The ATR cell consists of a high refractive index material, such as ZnSe or diamond, sandwiched between a low refractive index substrate and a lower refractive index sample. Radiation from the source enters the ATR crystal where it undergoes a series of total internal reflections before exiting the crystal.
During each reflection the radiation penetrates into the sample to a depth of a few microns. The result is a selective attenuation of the radiation at those wavelengths where the sample absorbs. ATR spectra are similar, but not identical, to those obtained by measuring the transmission of radiation. The pressure tower is used to ensure the contact of solid samples with the ATR crystal. Solid samples also can be analyzed using an ATR sample cell. After placing the solid in the sample slot, a compression tip ensures that it is in contact with the ATR crystal.
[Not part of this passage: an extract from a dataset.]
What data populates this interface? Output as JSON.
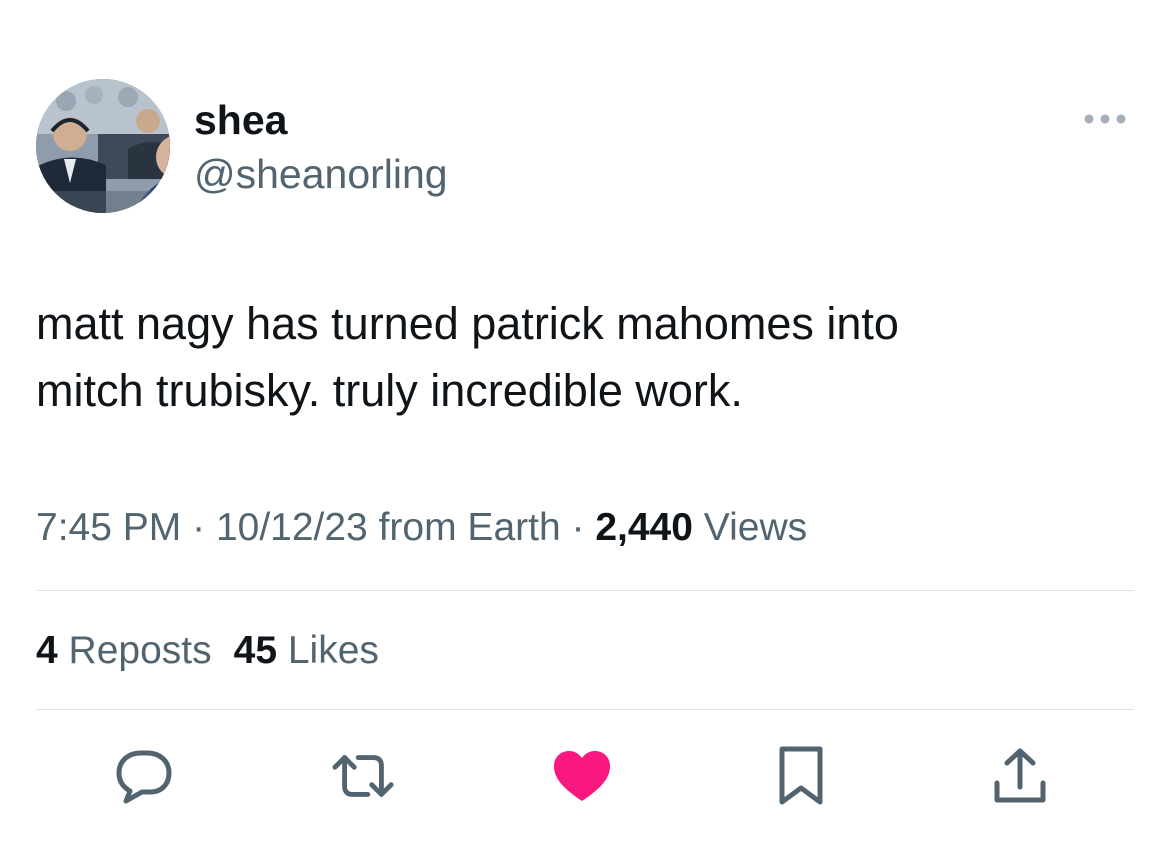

Absorption spectroscopy - Wikipedia
Examples of solids that have been analyzed by ATR include polymers, fibers, fabrics, powders, and biological tissue samples. Another reflectance method is diffuse reflectance, in which radiation is reflected from a rough surface, such as a powder. Powdered samples are mixed with a non-absorbing material, such as powdered KBr, and the reflected light is collected and analyzed.
As with ATR, the resulting spectrum is similar to that obtained by conventional transmission methods. Because an infrared absorption band is relatively narrow, any deviation due to the lack of monochromatic radiation is more pronounced. Differences in pathlength for samples and standards when using thin liquid films or KBr pellets are a problem, although an internal standard can be used to correct for any difference in pathlength. We can minimize this problem by measuring absorbance relative to a baseline established for the absorption band.